:: Assignment ::
Each image should be skipped while the records are restated word for word.

:: Dataset records ::

════════════════

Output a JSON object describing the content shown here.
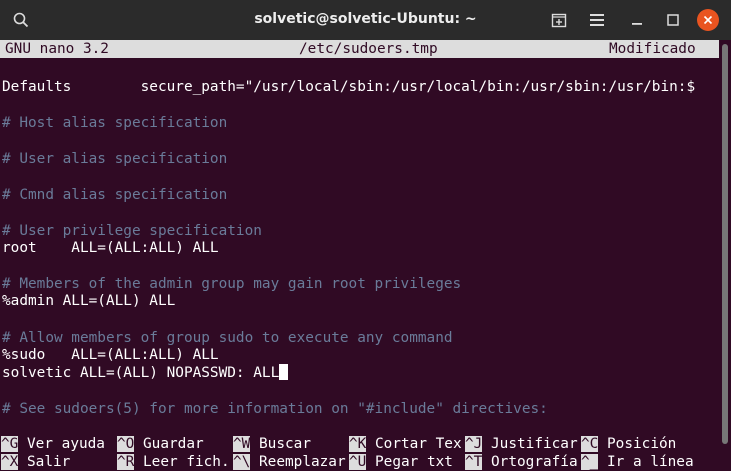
{
  "window": {
    "title": "solvetic@solvetic-Ubuntu: ~"
  },
  "nano": {
    "version": "GNU nano 3.2",
    "filename": "/etc/sudoers.tmp",
    "status": "Modificado"
  },
  "lines": {
    "defaults": "Defaults        secure_path=\"/usr/local/sbin:/usr/local/bin:/usr/sbin:/usr/bin:$",
    "host_alias": "# Host alias specification",
    "user_alias": "# User alias specification",
    "cmnd_alias": "# Cmnd alias specification",
    "user_priv": "# User privilege specification",
    "root": "root    ALL=(ALL:ALL) ALL",
    "admin_comment": "# Members of the admin group may gain root privileges",
    "admin": "%admin ALL=(ALL) ALL",
    "sudo_comment": "# Allow members of group sudo to execute any command",
    "sudo": "%sudo   ALL=(ALL:ALL) ALL",
    "solvetic": "solvetic ALL=(ALL) NOPASSWD: ALL",
    "include_comment": "# See sudoers(5) for more information on \"#include\" directives:"
  },
  "shortcuts": {
    "row1": [
      {
        "key": "^G",
        "label": "Ver ayuda"
      },
      {
        "key": "^O",
        "label": "Guardar"
      },
      {
        "key": "^W",
        "label": "Buscar"
      },
      {
        "key": "^K",
        "label": "Cortar Tex"
      },
      {
        "key": "^J",
        "label": "Justificar"
      },
      {
        "key": "^C",
        "label": "Posición"
      }
    ],
    "row2": [
      {
        "key": "^X",
        "label": "Salir"
      },
      {
        "key": "^R",
        "label": "Leer fich."
      },
      {
        "key": "^\\",
        "label": "Reemplazar"
      },
      {
        "key": "^U",
        "label": "Pegar txt"
      },
      {
        "key": "^T",
        "label": "Ortografía"
      },
      {
        "key": "^_",
        "label": "Ir a línea"
      }
    ]
  },
  "icons": {
    "search": "search-icon",
    "new_tab": "new-tab-icon",
    "menu": "hamburger-menu-icon",
    "minimize": "minimize-icon",
    "maximize": "maximize-icon",
    "close": "close-icon"
  },
  "colors": {
    "background": "#300a24",
    "comment": "#6a7b99",
    "close_button": "#e95420"
  }
}
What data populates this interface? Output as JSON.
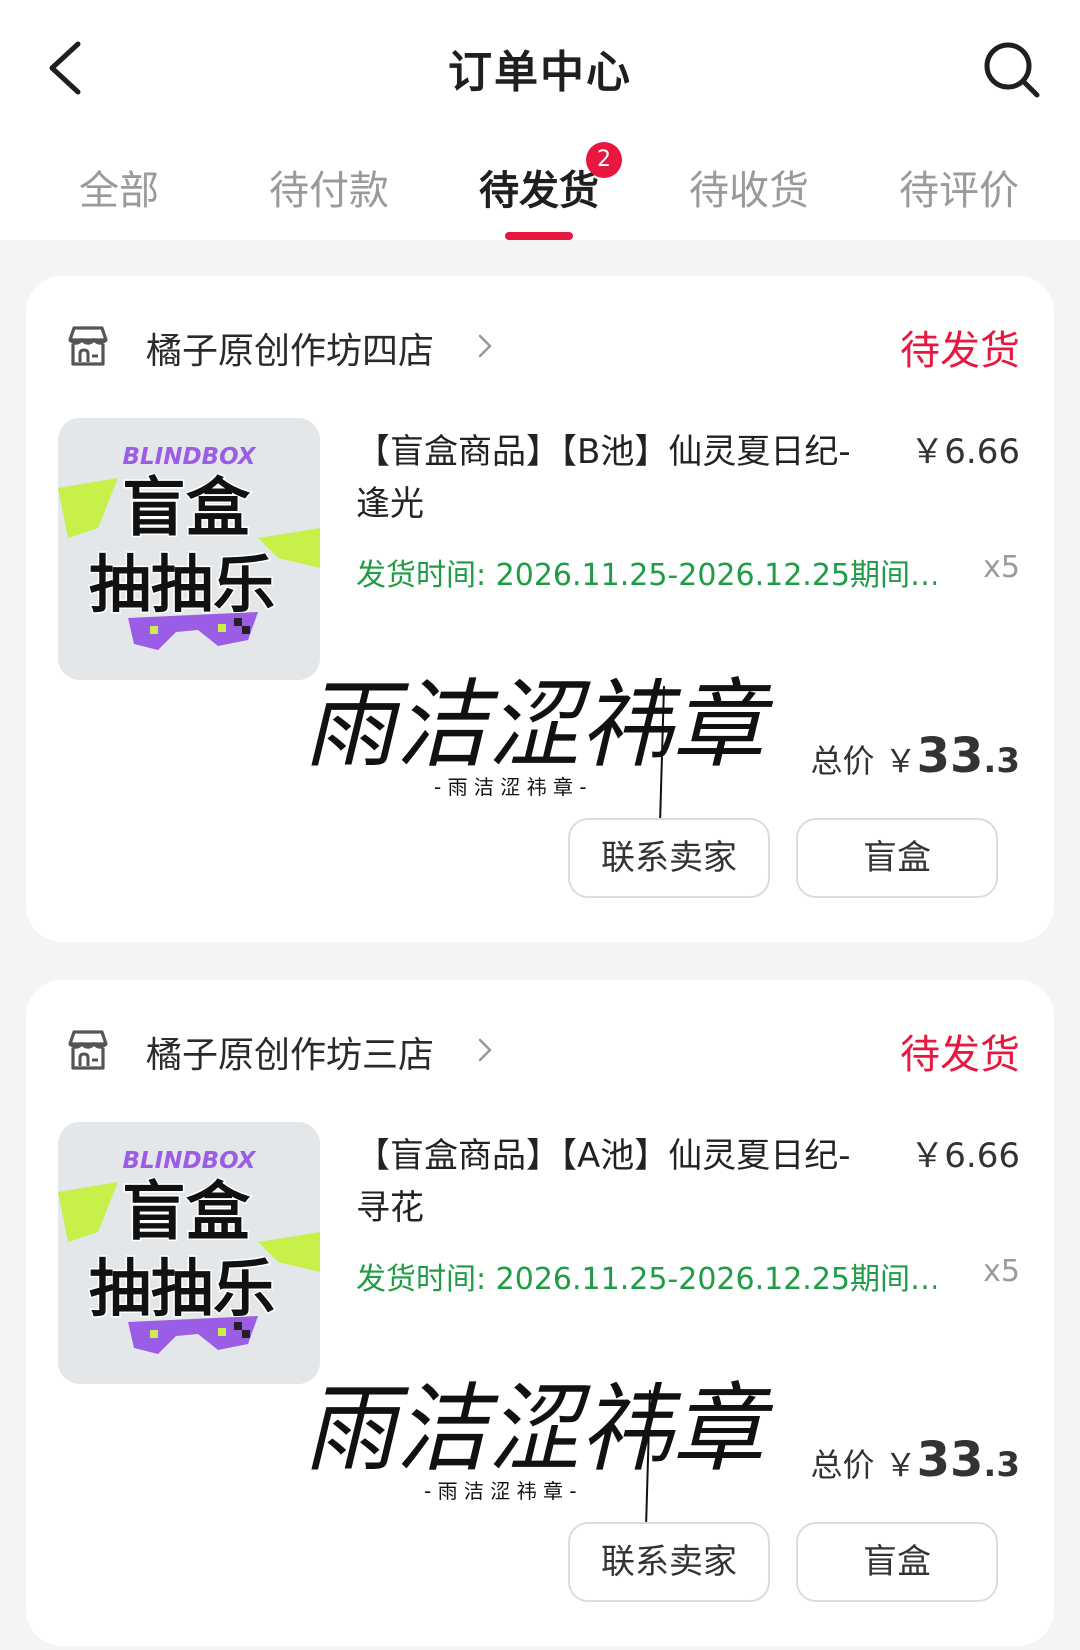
{
  "header": {
    "title": "订单中心"
  },
  "tabs": [
    {
      "label": "全部"
    },
    {
      "label": "待付款"
    },
    {
      "label": "待发货",
      "badge": "2"
    },
    {
      "label": "待收货"
    },
    {
      "label": "待评价"
    }
  ],
  "colors": {
    "accent": "#e8173f",
    "ship_time": "#1f9c45"
  },
  "orders": [
    {
      "shop_name": "橘子原创作坊四店",
      "status": "待发货",
      "product_title": "【盲盒商品】【B池】仙灵夏日纪-逢光",
      "price": "￥6.66",
      "ship_time": "发货时间: 2026.11.25-2026.12.25期间…",
      "quantity": "x5",
      "total_label": "总价 ￥",
      "total_int": "33",
      "total_dec": ".3",
      "buttons": {
        "contact": "联系卖家",
        "blindbox": "盲盒"
      },
      "thumb": {
        "brand": "BLINDBOX",
        "line1": "盲盒",
        "line2": "抽抽乐"
      },
      "signature": {
        "main": "雨洁涩祎章",
        "sub": "- 雨 洁 涩 祎 章 -"
      }
    },
    {
      "shop_name": "橘子原创作坊三店",
      "status": "待发货",
      "product_title": "【盲盒商品】【A池】仙灵夏日纪-寻花",
      "price": "￥6.66",
      "ship_time": "发货时间: 2026.11.25-2026.12.25期间…",
      "quantity": "x5",
      "total_label": "总价 ￥",
      "total_int": "33",
      "total_dec": ".3",
      "buttons": {
        "contact": "联系卖家",
        "blindbox": "盲盒"
      },
      "thumb": {
        "brand": "BLINDBOX",
        "line1": "盲盒",
        "line2": "抽抽乐"
      },
      "signature": {
        "main": "雨洁涩祎章",
        "sub": "- 雨 洁 涩 祎 章 -"
      }
    }
  ]
}
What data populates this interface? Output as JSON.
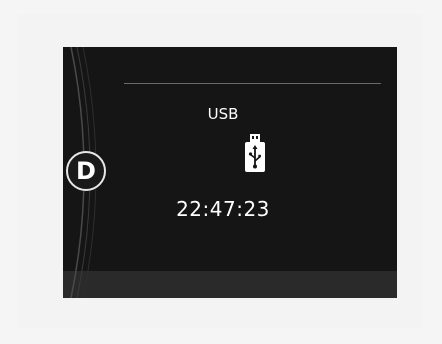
{
  "gear": {
    "label": "D"
  },
  "media": {
    "source_label": "USB",
    "source_icon": "usb-drive-icon",
    "time": "22:47:23"
  },
  "colors": {
    "display_background": "#151515",
    "text": "#ffffff"
  }
}
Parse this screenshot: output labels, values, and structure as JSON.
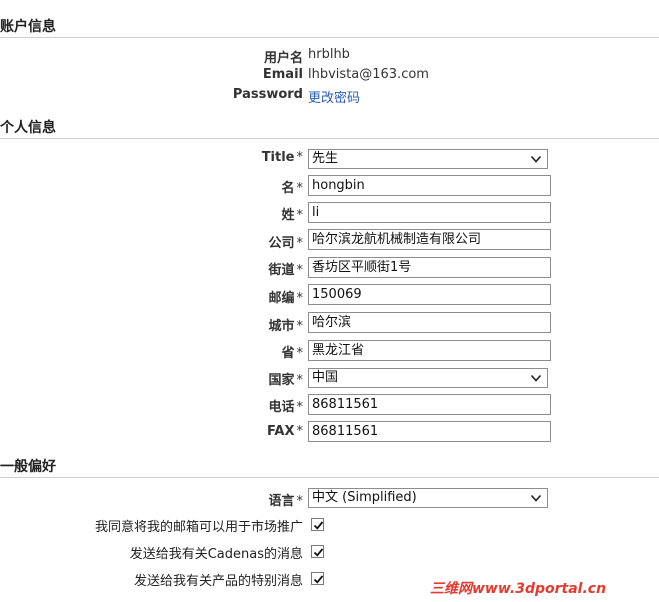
{
  "account": {
    "title": "账户信息",
    "username_label": "用户名",
    "username": "hrblhb",
    "email_label": "Email",
    "email": "lhbvista@163.com",
    "password_label": "Password",
    "password_link": "更改密码"
  },
  "personal": {
    "title": "个人信息",
    "required_mark": "*",
    "title_label": "Title",
    "title_value": "先生",
    "first_label": "名",
    "first_value": "hongbin",
    "last_label": "姓",
    "last_value": "li",
    "company_label": "公司",
    "company_value": "哈尔滨龙航机械制造有限公司",
    "street_label": "街道",
    "street_value": "香坊区平顺街1号",
    "zip_label": "邮编",
    "zip_value": "150069",
    "city_label": "城市",
    "city_value": "哈尔滨",
    "province_label": "省",
    "province_value": "黑龙江省",
    "country_label": "国家",
    "country_value": "中国",
    "phone_label": "电话",
    "phone_value": "86811561",
    "fax_label": "FAX",
    "fax_value": "86811561"
  },
  "prefs": {
    "title": "一般偏好",
    "language_label": "语言",
    "language_value": "中文 (Simplified)",
    "marketing_label": "我同意将我的邮箱可以用于市场推广",
    "marketing_checked": true,
    "cadenas_label": "发送给我有关Cadenas的消息",
    "cadenas_checked": true,
    "products_label": "发送给我有关产品的特别消息",
    "products_checked": true
  },
  "watermark": "三维网www.3dportal.cn",
  "colors": {
    "link": "#2a5db0",
    "watermark": "#e33b2f",
    "divider": "#cfcfcf"
  }
}
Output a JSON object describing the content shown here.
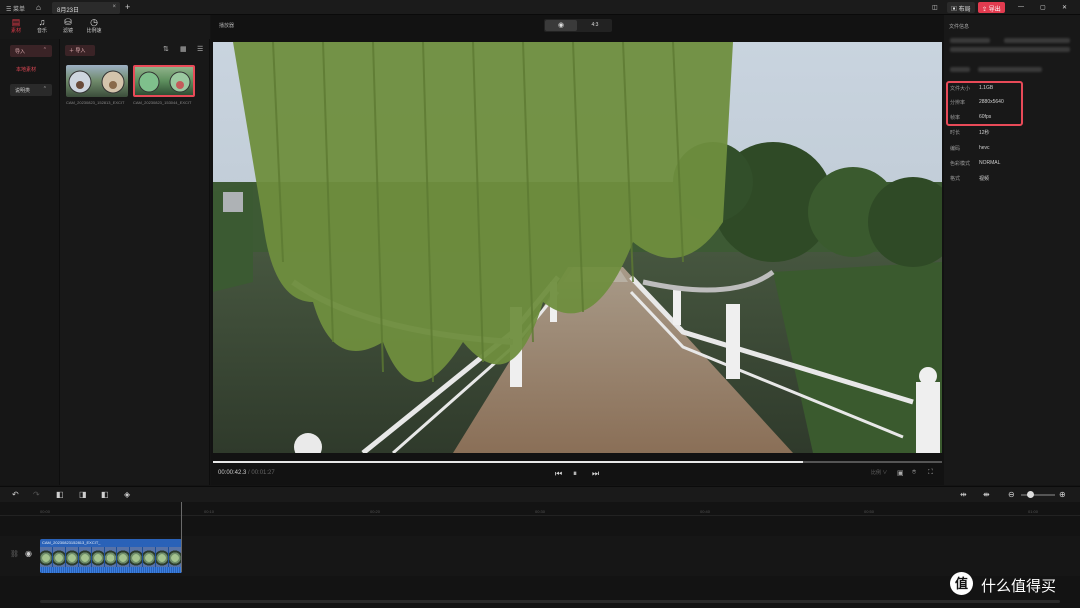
{
  "titlebar": {
    "menu_label": "菜单",
    "tab_title": "8月23日",
    "export_label": "导出",
    "layout_label": "布局",
    "min": "—",
    "max": "▢",
    "close": "✕"
  },
  "tools": [
    {
      "icon": "media-icon",
      "label": "素材"
    },
    {
      "icon": "music-icon",
      "label": "音乐"
    },
    {
      "icon": "filter-icon",
      "label": "滤镜"
    },
    {
      "icon": "timer-icon",
      "label": "比例速"
    }
  ],
  "categories": {
    "import_label": "导入",
    "local_label": "本地素材",
    "group_label": "说明类"
  },
  "media": {
    "import_button": "导入",
    "items": [
      {
        "caption": "CAM_20230823_152813_EXCIT"
      },
      {
        "caption": "CAM_20230823_153044_EXCIT"
      }
    ]
  },
  "preview": {
    "title": "播放器",
    "seg_left": "◉",
    "seg_right": "4:3",
    "current_time": "00:00:42.3",
    "total_time": "/ 00:01:27",
    "progress": 0.81,
    "ratio_label": "比例 ∨"
  },
  "properties": {
    "title": "文件信息",
    "rows": [
      {
        "key": "文件大小",
        "value": "1.1GB"
      },
      {
        "key": "分辨率",
        "value": "2880x5640"
      },
      {
        "key": "帧率",
        "value": "60fps"
      },
      {
        "key": "时长",
        "value": "12秒"
      },
      {
        "key": "编码",
        "value": "hevc"
      },
      {
        "key": "色彩模式",
        "value": "NORMAL"
      },
      {
        "key": "格式",
        "value": "视频"
      }
    ]
  },
  "timeline": {
    "ticks": [
      "00:00",
      "00:10",
      "00:20",
      "00:30",
      "00:40",
      "00:50",
      "01:00"
    ],
    "clip_name": "CAM_20230823152813_EXCIT_"
  },
  "watermark": {
    "logo": "值",
    "text": "什么值得买"
  },
  "colors": {
    "accent": "#e84a58",
    "clip": "#2a62b8"
  }
}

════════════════

:: Task output ::
Output a JSON object describing the content shown here.
{
  "window": {
    "title": "solvetic@solvetic-Ubuntu: ~"
  },
  "nano": {
    "version": "GNU nano 3.2",
    "filename": "/etc/sudoers.tmp",
    "status": "Modificado"
  },
  "lines": {
    "defaults": "Defaults        secure_path=\"/usr/local/sbin:/usr/local/bin:/usr/sbin:/usr/bin:$",
    "host_alias": "# Host alias specification",
    "user_alias": "# User alias specification",
    "cmnd_alias": "# Cmnd alias specification",
    "user_priv": "# User privilege specification",
    "root": "root    ALL=(ALL:ALL) ALL",
    "admin_comment": "# Members of the admin group may gain root privileges",
    "admin": "%admin ALL=(ALL) ALL",
    "sudo_comment": "# Allow members of group sudo to execute any command",
    "sudo": "%sudo   ALL=(ALL:ALL) ALL",
    "solvetic": "solvetic ALL=(ALL) NOPASSWD: ALL",
    "include_comment": "# See sudoers(5) for more information on \"#include\" directives:"
  },
  "shortcuts": {
    "row1": [
      {
        "key": "^G",
        "label": "Ver ayuda"
      },
      {
        "key": "^O",
        "label": "Guardar"
      },
      {
        "key": "^W",
        "label": "Buscar"
      },
      {
        "key": "^K",
        "label": "Cortar Tex"
      },
      {
        "key": "^J",
        "label": "Justificar"
      },
      {
        "key": "^C",
        "label": "Posición"
      }
    ],
    "row2": [
      {
        "key": "^X",
        "label": "Salir"
      },
      {
        "key": "^R",
        "label": "Leer fich."
      },
      {
        "key": "^\\",
        "label": "Reemplazar"
      },
      {
        "key": "^U",
        "label": "Pegar txt"
      },
      {
        "key": "^T",
        "label": "Ortografía"
      },
      {
        "key": "^_",
        "label": "Ir a línea"
      }
    ]
  },
  "icons": {
    "search": "search-icon",
    "new_tab": "new-tab-icon",
    "menu": "hamburger-menu-icon",
    "minimize": "minimize-icon",
    "maximize": "maximize-icon",
    "close": "close-icon"
  },
  "colors": {
    "background": "#300a24",
    "comment": "#6a7b99",
    "close_button": "#e95420"
  }
}
What data populates this interface? Output as JSON.
{
  "header": {
    "title": "订单中心"
  },
  "tabs": [
    {
      "label": "全部"
    },
    {
      "label": "待付款"
    },
    {
      "label": "待发货",
      "badge": "2"
    },
    {
      "label": "待收货"
    },
    {
      "label": "待评价"
    }
  ],
  "colors": {
    "accent": "#e8173f",
    "ship_time": "#1f9c45"
  },
  "orders": [
    {
      "shop_name": "橘子原创作坊四店",
      "status": "待发货",
      "product_title": "【盲盒商品】【B池】仙灵夏日纪-逢光",
      "price": "￥6.66",
      "ship_time": "发货时间: 2026.11.25-2026.12.25期间…",
      "quantity": "x5",
      "total_label": "总价 ￥",
      "total_int": "33",
      "total_dec": ".3",
      "buttons": {
        "contact": "联系卖家",
        "blindbox": "盲盒"
      },
      "thumb": {
        "brand": "BLINDBOX",
        "line1": "盲盒",
        "line2": "抽抽乐"
      },
      "signature": {
        "main": "雨洁涩祎章",
        "sub": "- 雨 洁 涩 祎 章 -"
      }
    },
    {
      "shop_name": "橘子原创作坊三店",
      "status": "待发货",
      "product_title": "【盲盒商品】【A池】仙灵夏日纪-寻花",
      "price": "￥6.66",
      "ship_time": "发货时间: 2026.11.25-2026.12.25期间…",
      "quantity": "x5",
      "total_label": "总价 ￥",
      "total_int": "33",
      "total_dec": ".3",
      "buttons": {
        "contact": "联系卖家",
        "blindbox": "盲盒"
      },
      "thumb": {
        "brand": "BLINDBOX",
        "line1": "盲盒",
        "line2": "抽抽乐"
      },
      "signature": {
        "main": "雨洁涩祎章",
        "sub": "- 雨 洁 涩 祎 章 -"
      }
    }
  ]
}
What data populates this interface? Output as JSON.
{
  "gear": {
    "label": "D"
  },
  "media": {
    "source_label": "USB",
    "source_icon": "usb-drive-icon",
    "time": "22:47:23"
  },
  "colors": {
    "display_background": "#151515",
    "text": "#ffffff"
  }
}
Parse this screenshot: output labels, values, and structure as JSON.
{
  "account": {
    "title": "账户信息",
    "username_label": "用户名",
    "username": "hrblhb",
    "email_label": "Email",
    "email": "lhbvista@163.com",
    "password_label": "Password",
    "password_link": "更改密码"
  },
  "personal": {
    "title": "个人信息",
    "required_mark": "*",
    "title_label": "Title",
    "title_value": "先生",
    "first_label": "名",
    "first_value": "hongbin",
    "last_label": "姓",
    "last_value": "li",
    "company_label": "公司",
    "company_value": "哈尔滨龙航机械制造有限公司",
    "street_label": "街道",
    "street_value": "香坊区平顺街1号",
    "zip_label": "邮编",
    "zip_value": "150069",
    "city_label": "城市",
    "city_value": "哈尔滨",
    "province_label": "省",
    "province_value": "黑龙江省",
    "country_label": "国家",
    "country_value": "中国",
    "phone_label": "电话",
    "phone_value": "86811561",
    "fax_label": "FAX",
    "fax_value": "86811561"
  },
  "prefs": {
    "title": "一般偏好",
    "language_label": "语言",
    "language_value": "中文 (Simplified)",
    "marketing_label": "我同意将我的邮箱可以用于市场推广",
    "marketing_checked": true,
    "cadenas_label": "发送给我有关Cadenas的消息",
    "cadenas_checked": true,
    "products_label": "发送给我有关产品的特别消息",
    "products_checked": true
  },
  "watermark": "三维网www.3dportal.cn",
  "colors": {
    "link": "#2a5db0",
    "watermark": "#e33b2f",
    "divider": "#cfcfcf"
  }
}
Output a JSON object describing the content shown here.
{
  "titlebar": {
    "menu_label": "菜单",
    "tab_title": "8月23日",
    "export_label": "导出",
    "layout_label": "布局",
    "min": "—",
    "max": "▢",
    "close": "✕"
  },
  "tools": [
    {
      "icon": "media-icon",
      "label": "素材"
    },
    {
      "icon": "music-icon",
      "label": "音乐"
    },
    {
      "icon": "filter-icon",
      "label": "滤镜"
    },
    {
      "icon": "timer-icon",
      "label": "比例速"
    }
  ],
  "categories": {
    "import_label": "导入",
    "local_label": "本地素材",
    "group_label": "说明类"
  },
  "media": {
    "import_button": "导入",
    "items": [
      {
        "caption": "CAM_20230823_152813_EXCIT"
      },
      {
        "caption": "CAM_20230823_153044_EXCIT"
      }
    ]
  },
  "preview": {
    "title": "播放器",
    "seg_left": "◉",
    "seg_right": "4:3",
    "current_time": "00:00:42.3",
    "total_time": "/ 00:01:27",
    "progress": 0.81,
    "ratio_label": "比例 ∨"
  },
  "properties": {
    "title": "文件信息",
    "rows": [
      {
        "key": "文件大小",
        "value": "1.1GB"
      },
      {
        "key": "分辨率",
        "value": "2880x5640"
      },
      {
        "key": "帧率",
        "value": "60fps"
      },
      {
        "key": "时长",
        "value": "12秒"
      },
      {
        "key": "编码",
        "value": "hevc"
      },
      {
        "key": "色彩模式",
        "value": "NORMAL"
      },
      {
        "key": "格式",
        "value": "视频"
      }
    ]
  },
  "timeline": {
    "ticks": [
      "00:00",
      "00:10",
      "00:20",
      "00:30",
      "00:40",
      "00:50",
      "01:00"
    ],
    "clip_name": "CAM_20230823152813_EXCIT_"
  },
  "watermark": {
    "logo": "值",
    "text": "什么值得买"
  },
  "colors": {
    "accent": "#e84a58",
    "clip": "#2a62b8"
  }
}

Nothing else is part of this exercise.